From: Todd Fichette, Western Farm Press
Conservation. It's been a big buzzword over the years, and for good reasons. Conserving energy in locations where utility companies charge out the wazoo for power makes good economic sense.
Conserving natural resources is certainly good for wildlife and the host of agricultural uses that compete for land space. Conserving water: well, that's just for farmers!
A University of California, Davis professor said as much recently as growers gathered on California's Central Coast to learn about new technologies available and in the pipeline the help growers conserve water. While the professor was being somewhat sarcastic, what he said still rings true: urban residents have not been asked to conserve water as agriculture has been forced to conserve. Even more succinctly, urban water users continue to waste more water than agriculture ever will.
Bay Delta Conservation Plan
From: Paul Granillo, San Bernardino Sun
More than half of the water that sustains the Inland Empire economy comes from somewhere else, traveling great distances through tunnels and pipelines from the Colorado River and Northern California's Sierra Nevada. Every drop of water in the region's largest reservoir, Diamond Valley Lake in Riverside County, comes from the Sierra.

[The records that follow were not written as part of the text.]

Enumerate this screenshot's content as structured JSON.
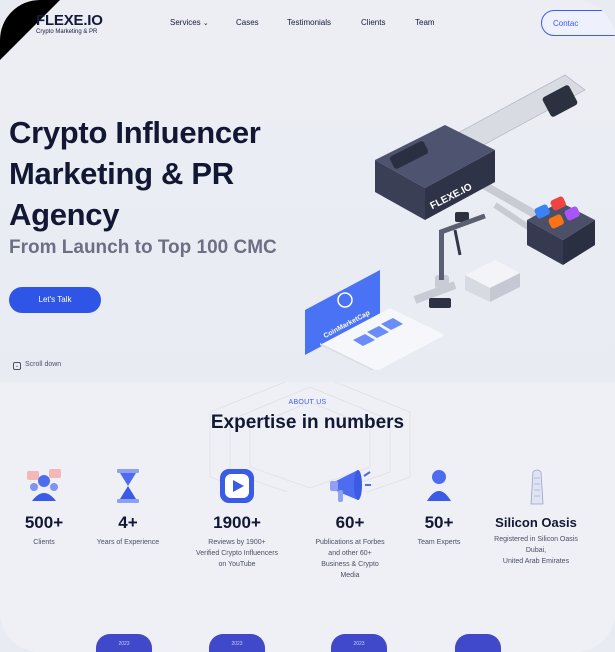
{
  "brand": {
    "name": "FLEXE.IO",
    "tagline": "Crypto Marketing & PR"
  },
  "nav": {
    "items": [
      {
        "label": "Services"
      },
      {
        "label": "Cases"
      },
      {
        "label": "Testimonials"
      },
      {
        "label": "Clients"
      },
      {
        "label": "Team"
      }
    ],
    "contact_label": "Contac"
  },
  "hero": {
    "title_line1": "Crypto Influencer",
    "title_line2": "Marketing & PR",
    "title_line3": "Agency",
    "subtitle": "From Launch to Top 100 CMC",
    "cta_label": "Let's Talk",
    "scroll_label": "Scroll down",
    "illustration_labels": {
      "device": "FLEXE.IO",
      "card": "CoinMarketCap"
    }
  },
  "expertise": {
    "eyebrow": "ABOUT US",
    "title": "Expertise in numbers",
    "stats": [
      {
        "value": "500+",
        "label_lines": [
          "Clients"
        ],
        "icon": "users-icon"
      },
      {
        "value": "4+",
        "label_lines": [
          "Years of Experience"
        ],
        "icon": "hourglass-icon"
      },
      {
        "value": "1900+",
        "label_lines": [
          "Reviews by 1900+",
          "Verified Crypto Influencers",
          "on YouTube"
        ],
        "icon": "youtube-play-icon"
      },
      {
        "value": "60+",
        "label_lines": [
          "Publications at Forbes",
          "and other 60+",
          "Business & Crypto",
          "Media"
        ],
        "icon": "megaphone-icon"
      },
      {
        "value": "50+",
        "label_lines": [
          "Team Experts"
        ],
        "icon": "person-icon"
      },
      {
        "value": "Silicon Oasis",
        "label_lines": [
          "Registered in Silicon Oasis",
          "Dubai,",
          "United Arab Emirates"
        ],
        "icon": "building-icon"
      }
    ],
    "badges": [
      "2023",
      "2023",
      "2023"
    ]
  },
  "colors": {
    "accent": "#3b5cf0",
    "dark_text": "#121833",
    "subtitle_gray": "#6c7085",
    "background": "#eceef4"
  }
}
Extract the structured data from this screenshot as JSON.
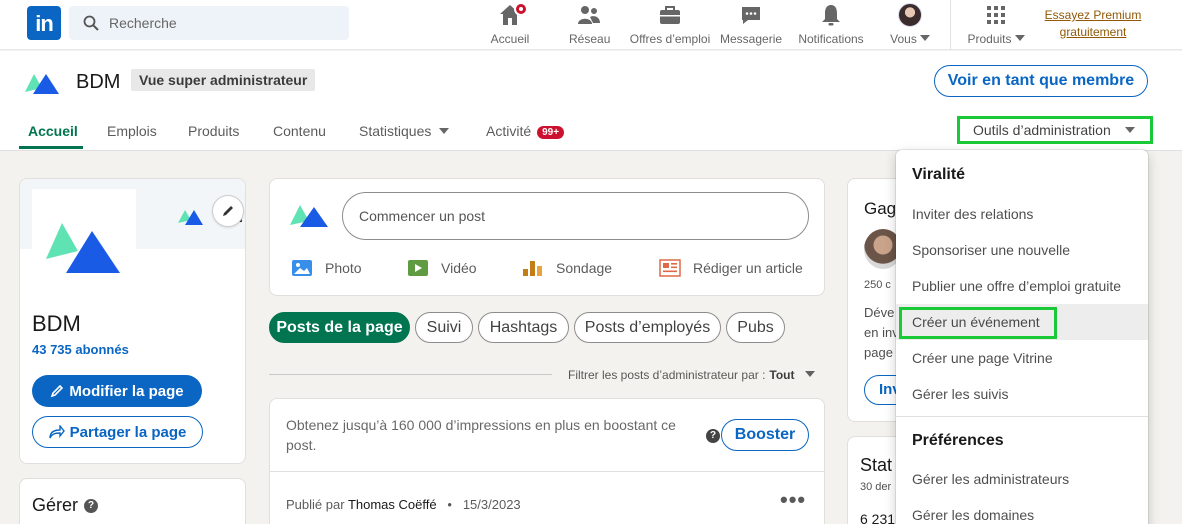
{
  "topnav": {
    "logo_text": "in",
    "search_placeholder": "Recherche",
    "items": [
      {
        "label": "Accueil",
        "icon": "home-icon"
      },
      {
        "label": "Réseau",
        "icon": "network-icon"
      },
      {
        "label": "Offres d’emploi",
        "icon": "briefcase-icon"
      },
      {
        "label": "Messagerie",
        "icon": "messaging-icon"
      },
      {
        "label": "Notifications",
        "icon": "bell-icon"
      },
      {
        "label": "Vous",
        "icon": "avatar"
      },
      {
        "label": "Produits",
        "icon": "grid-icon"
      }
    ],
    "premium_line1": "Essayez Premium",
    "premium_line2": "gratuitement"
  },
  "page_header": {
    "company": "BDM",
    "role_badge": "Vue super administrateur",
    "view_as_member": "Voir en tant que membre",
    "tabs": [
      {
        "label": "Accueil",
        "active": true
      },
      {
        "label": "Emplois"
      },
      {
        "label": "Produits"
      },
      {
        "label": "Contenu"
      },
      {
        "label": "Statistiques"
      },
      {
        "label": "Activité",
        "badge": "99+"
      }
    ],
    "admin_tools": "Outils d’administration"
  },
  "left_card": {
    "name": "BDM",
    "followers": "43 735 abonnés",
    "edit_page": "Modifier la page",
    "share_page": "Partager la page"
  },
  "manage_card": {
    "title": "Gérer"
  },
  "composer": {
    "placeholder": "Commencer un post",
    "actions": [
      {
        "label": "Photo",
        "icon": "photo-icon",
        "color": "#378fe9"
      },
      {
        "label": "Vidéo",
        "icon": "video-icon",
        "color": "#5f9b41"
      },
      {
        "label": "Sondage",
        "icon": "poll-icon",
        "color": "#c37d16"
      },
      {
        "label": "Rédiger un article",
        "icon": "article-icon",
        "color": "#e06847"
      }
    ]
  },
  "filters": {
    "pills": [
      "Posts de la page",
      "Suivi",
      "Hashtags",
      "Posts d’employés",
      "Pubs"
    ],
    "admin_filter_label": "Filtrer les posts d’administrateur par :",
    "admin_filter_value": "Tout"
  },
  "boost": {
    "text": "Obtenez jusqu’à 160 000 d’impressions en plus en boostant ce post.",
    "button": "Booster",
    "published_prefix": "Publié par",
    "author": "Thomas Coëffé",
    "separator": "•",
    "date": "15/3/2023"
  },
  "right_partial": {
    "title1": "Gag",
    "count": "250 c",
    "line1": "Déve",
    "line2": "en inv",
    "line3": "page",
    "btn": "Inv",
    "title2": "Stat",
    "line4": "30 der",
    "line5": "6 231"
  },
  "admin_menu": {
    "section1": "Viralité",
    "items1": [
      "Inviter des relations",
      "Sponsoriser une nouvelle",
      "Publier une offre d’emploi gratuite",
      "Créer un événement",
      "Créer une page Vitrine",
      "Gérer les suivis"
    ],
    "section2": "Préférences",
    "items2": [
      "Gérer les administrateurs",
      "Gérer les domaines"
    ]
  },
  "colors": {
    "brand_blue": "#0a66c2",
    "accent_green": "#01754f",
    "highlight_green": "#19c936",
    "badge_red": "#cb112d"
  }
}
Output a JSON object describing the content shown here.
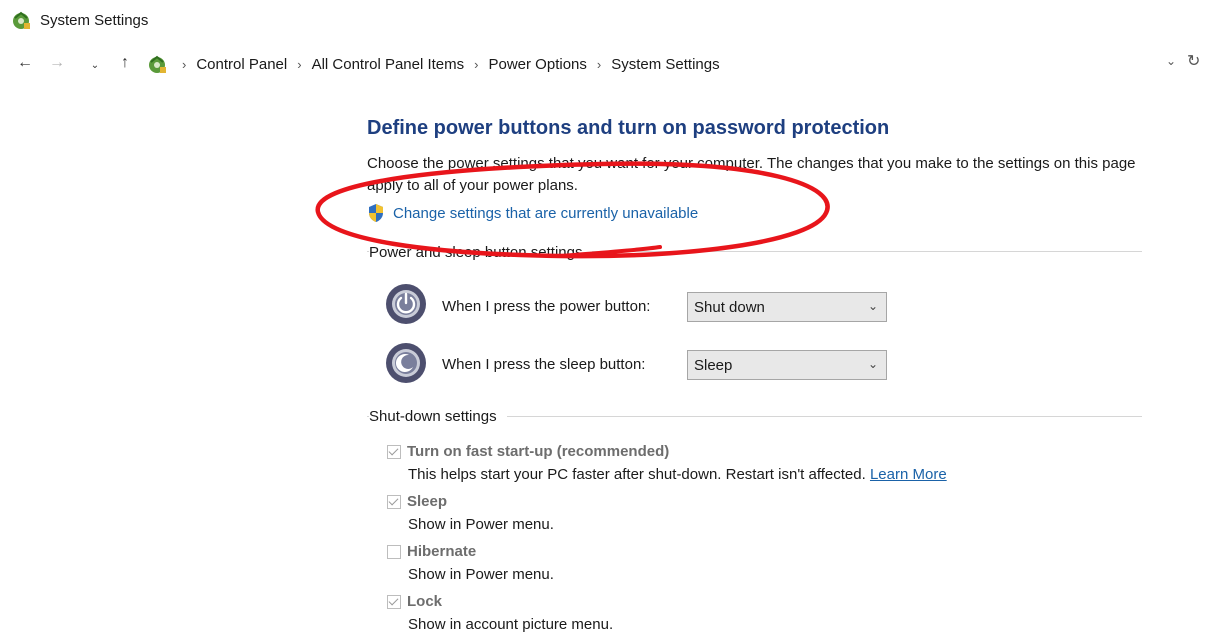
{
  "window": {
    "title": "System Settings"
  },
  "nav": {
    "back_icon": "back-arrow-icon",
    "forward_icon": "forward-arrow-icon",
    "up_icon": "up-arrow-icon",
    "breadcrumbs": [
      "Control Panel",
      "All Control Panel Items",
      "Power Options",
      "System Settings"
    ]
  },
  "main": {
    "heading": "Define power buttons and turn on password protection",
    "description": "Choose the power settings that you want for your computer. The changes that you make to the settings on this page apply to all of your power plans.",
    "change_link": "Change settings that are currently unavailable"
  },
  "power_sleep": {
    "section_label": "Power and sleep button settings",
    "power_button": {
      "label": "When I press the power button:",
      "value": "Shut down"
    },
    "sleep_button": {
      "label": "When I press the sleep button:",
      "value": "Sleep"
    }
  },
  "shutdown": {
    "section_label": "Shut-down settings",
    "items": [
      {
        "label": "Turn on fast start-up (recommended)",
        "checked": true,
        "desc": "This helps start your PC faster after shut-down. Restart isn't affected.",
        "link": "Learn More"
      },
      {
        "label": "Sleep",
        "checked": true,
        "desc": "Show in Power menu."
      },
      {
        "label": "Hibernate",
        "checked": false,
        "desc": "Show in Power menu."
      },
      {
        "label": "Lock",
        "checked": true,
        "desc": "Show in account picture menu."
      }
    ]
  },
  "colors": {
    "heading": "#1e3f80",
    "link": "#1a62a8",
    "annotation": "#e8151b"
  }
}
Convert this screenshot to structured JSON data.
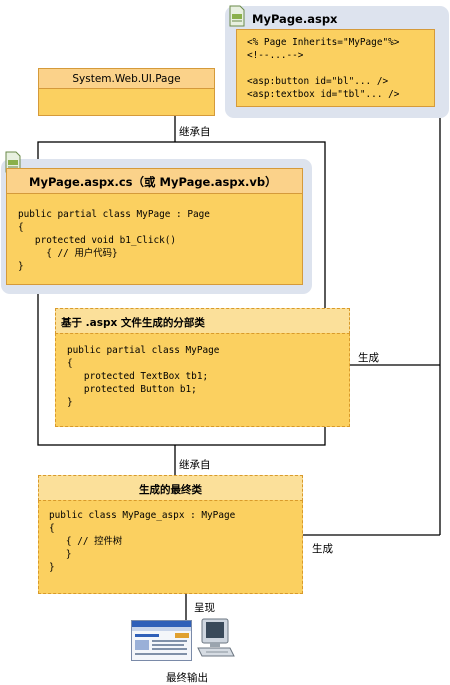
{
  "aspx_box": {
    "title": "MyPage.aspx",
    "code": [
      "<% Page Inherits=\"MyPage\"%>",
      "<!--...-->",
      "",
      "<asp:button id=\"bl\"... />",
      "<asp:textbox id=\"tbl\"... />"
    ]
  },
  "system_page": {
    "title": "System.Web.UI.Page"
  },
  "codebehind_box": {
    "title": "MyPage.aspx.cs（或 MyPage.aspx.vb）",
    "code": [
      "public partial class MyPage : Page",
      "{",
      "   protected void b1_Click()",
      "     { // 用户代码}",
      "}"
    ]
  },
  "partial_box": {
    "title": "基于 .aspx 文件生成的分部类",
    "code": [
      "public partial class MyPage",
      "{",
      "   protected TextBox tb1;",
      "   protected Button b1;",
      "}"
    ]
  },
  "final_box": {
    "title": "生成的最终类",
    "code": [
      "public class MyPage_aspx : MyPage",
      "{",
      "   { // 控件树",
      "   }",
      "}"
    ]
  },
  "labels": {
    "inherits_top": "继承自",
    "inherits_bottom": "继承自",
    "generate_partial": "生成",
    "generate_final": "生成",
    "render": "呈现",
    "final_output": "最终输出"
  },
  "icons": [
    "document-icon",
    "document-icon",
    "browser-window-icon",
    "computer-icon"
  ],
  "colors": {
    "box_fill": "#fbd060",
    "header_fill": "#fbd28a",
    "border": "#d59a3a",
    "halo": "#dde3ee"
  }
}
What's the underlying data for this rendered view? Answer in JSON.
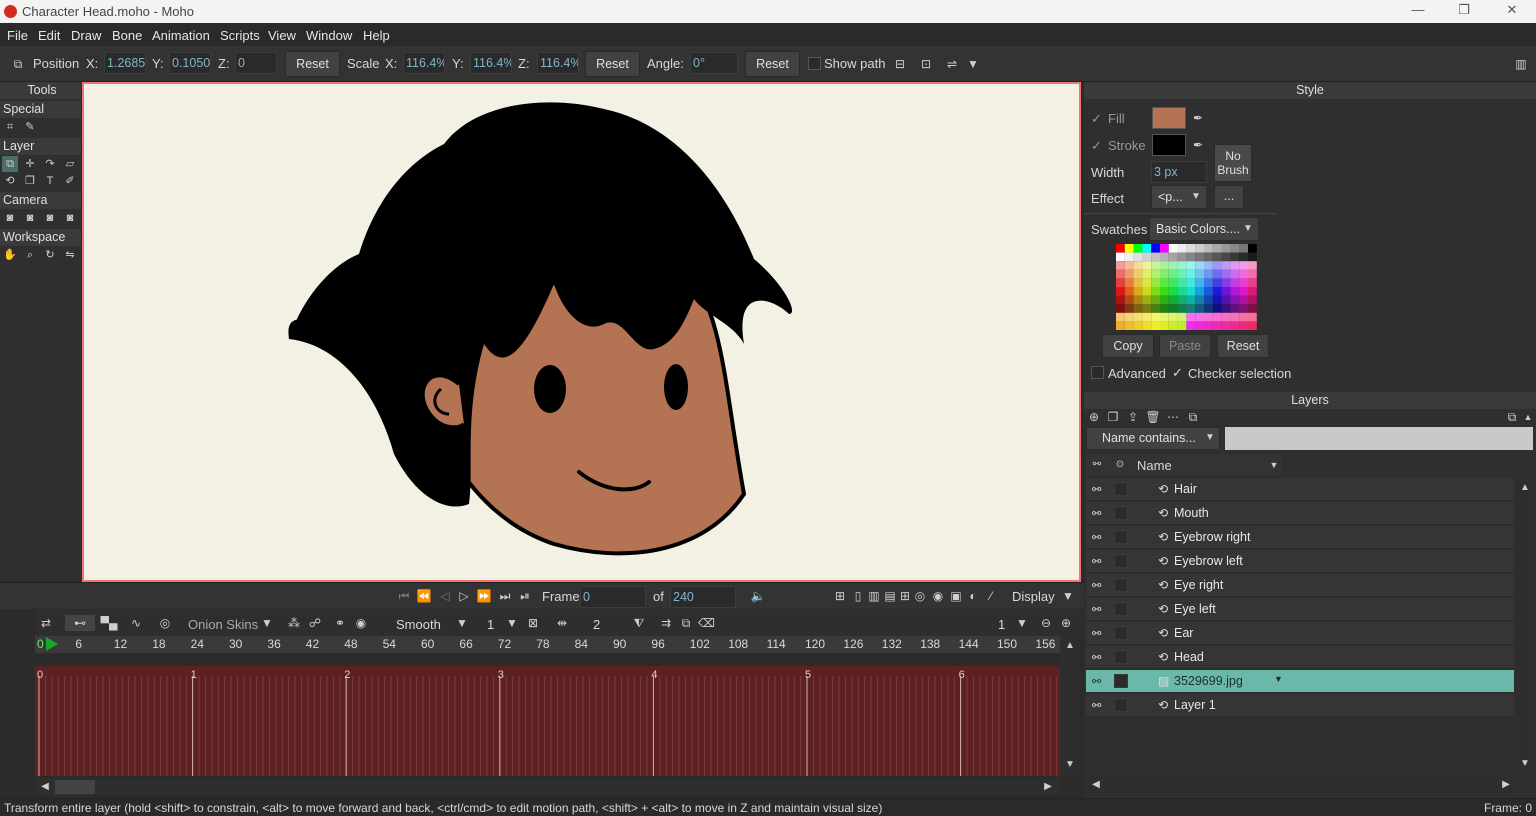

Water is too often taken for granted. But reliability does not just happen. It comes through making the right investments at the right times. Today, the system of delivery is in jeopardy.
From: Alex Breitler, esanjoaquin
We learned last month that a long-planned reservoir in east San Joaquin County may no longer be worth building, in part because groundwater levels have stabilized, which raises questions about the need for that half-a-billion-dollar project. (Actually, the way the experts are describing it is that groundwater has reached "equilibrium," which is basically the same thing as saying it's "stable.")
From: Jono Kinkade, New Times
Agriculturalists representing farmers who work above the stressed Paso Robles Groundwater Basin have continued towing the boat they say will take overliers to safety amid concerns over falling well levels.
The Paso Robles Agricultural Alliance for Groundwater Solutions (PRAAGS) presented its goal to form a California Water District to a crowd of roughly 300 people, who filled a large ballroom at the Paso Robles Inn on Nov. 13. Board members of the group-all involved in some aspect of the viticulture industry-presented the details and the process for the district's formation.
From: J.N. Sbranti, Modesto Bee
There's seems to be a run on water-well permits in Stanislaus County.
About 60 well permits were requested during the first four weeks of October. That's 3½ times normal.
"They're predominately for agriculture and on the east side of the county," said Jami Aggers, Stanislaus' director of environmental resources. Her office typically gets about 17 well permit requests per month, she said, acknowledging the sudden increase.